One-step affinity purification of antibodies is a powerful and widely used tool in the biopharmaceutical industry. Although different strategies can be used to purify immunoglobulin isotype G (IgG), the larger antibody isotype IgM has limited options. Human IgM is the largest antibody and primarily exists as a pentamer in the bloodstream (1). IgM molecules exhibit higher avidity than other antibodies do and serve as essential activators for the complement cascade (1–3). Approaches to IgM purification with hydroxyapatite and ion-exchange (IEX)…

eBook: Ion-Exchange Chromatography for Modern Biopharmaceutical Purification

Understanding the functionalities of chromatography resins can improve the product yield and purity in a biotherapeutic purification workflow. Ion-exchange (IEX) chromatography separates biomolecules on the basis of charge. For several reasons, it is the most widely used separation tool for purification of biopharmaceutical products. IEX is a well-characterized purification method with high binding capacity and flexible selectivity. It also works with mild operating conditions that help to preserve the biological activity of a biopharmaceutical drug substance. That versatility enables several…

Streamlining Industrial Purification of Adeno-Associated Virus

With its first licensed therapeutic now marketed worldwide (1), adeno-associated virus (AAV) has become a preferred vector for gene therapy. However, unlocking its full potential still poses challenges, many of which are associated with purification. The first involves the transition from upstream to downstream processes. AAV-bearing lysates are laden with debris that foul filtration media and limit or prevent concentration. Another challenge involves reduction of soluble host-cell DNA, which is complicated by its strong association with nucleoproteins. A third involves…

Exploring Resin Modalities for Biotherapeutic Purification

New chromatography supports must demonstrate improved selectivity, and bead technologies must be optimized for high binding capacity and product recovery. Drug manufacturers also need access to expertise and continued support from chromatography suppliers that can assist with method development and design of experiments (DoE) assessments. Working together, these industry groups can accelerate method development, increase process yield, reduce buffer consumption, minimize the number of unit operations, and improve overall process economies. Learn more in this Special Report about how resin…
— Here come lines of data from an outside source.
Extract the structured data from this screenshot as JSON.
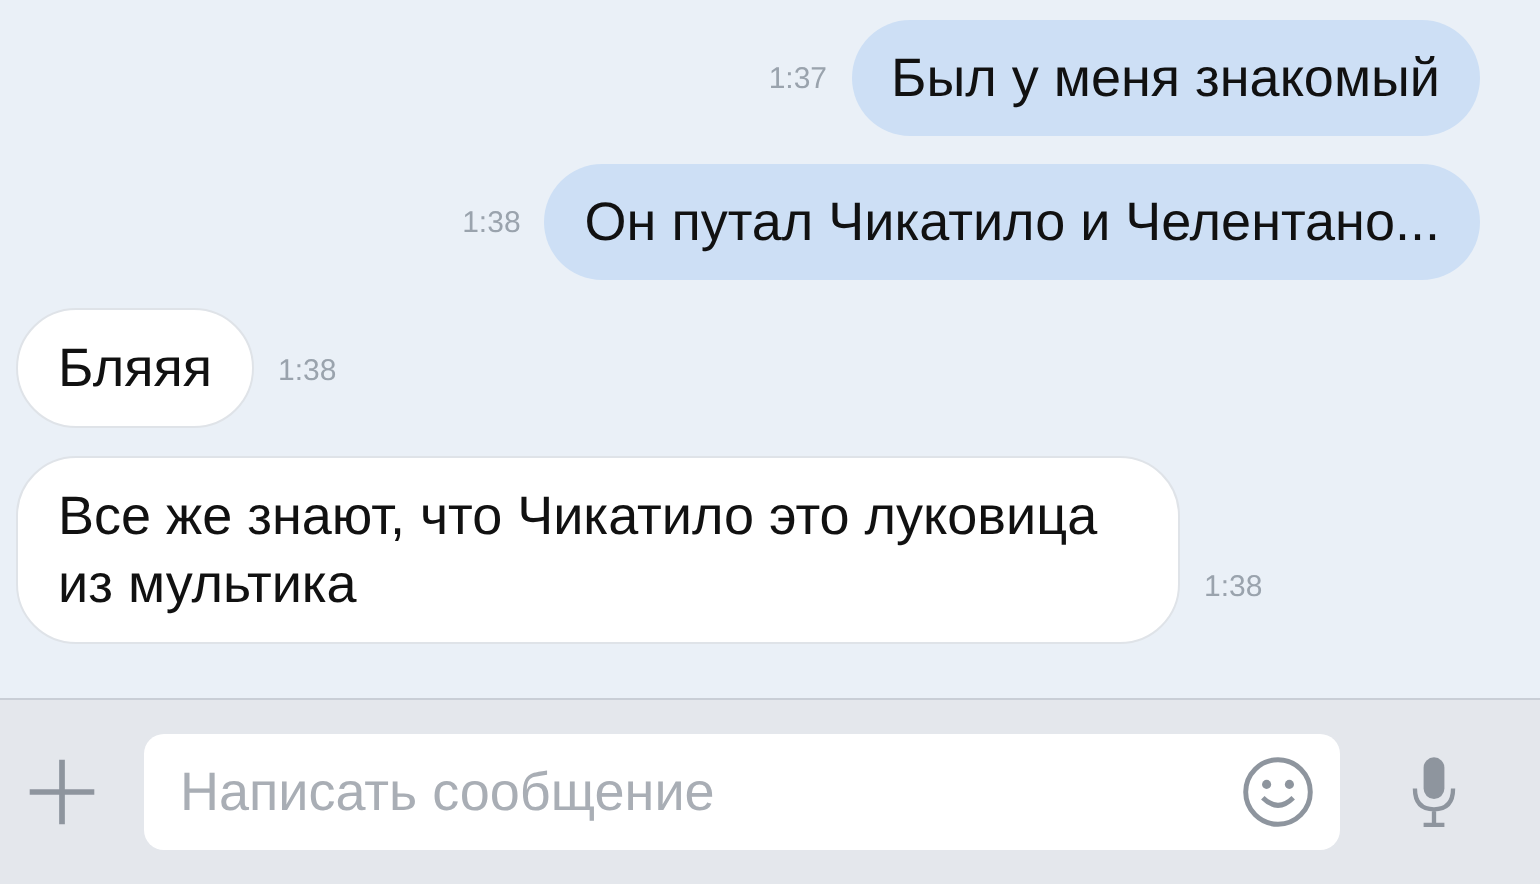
{
  "messages": [
    {
      "kind": "outgoing",
      "text": "Был у меня знакомый",
      "time": "1:37"
    },
    {
      "kind": "outgoing",
      "text": "Он путал Чикатило и Челентано...",
      "time": "1:38"
    },
    {
      "kind": "incoming",
      "text": "Бляяя",
      "time": "1:38"
    },
    {
      "kind": "incoming",
      "text": "Все же знают, что Чикатило это луковица из мультика",
      "time": "1:38"
    }
  ],
  "composer": {
    "placeholder": "Написать сообщение"
  }
}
eBook: Downstream Processing — An Overview of MAb Purification Methods

The downstream harvest, clarification, and purification operations of biologics are essential steps to ensure drug product safety. However, these process steps can be problematic for complex biologics. Compared with processes for traditional small-molecule pharmaceuticals, downstream methods for monoclonal antibodies (MAbs) have higher risks of contamination. Thus, different centrifugation, filtration, chromatography technology and viral clearance/inactivation strategies must be applied to remove dead cells, host-cell proteins, viruses, and other contaminants. Several factors must be considered to determine which methods and technologies are…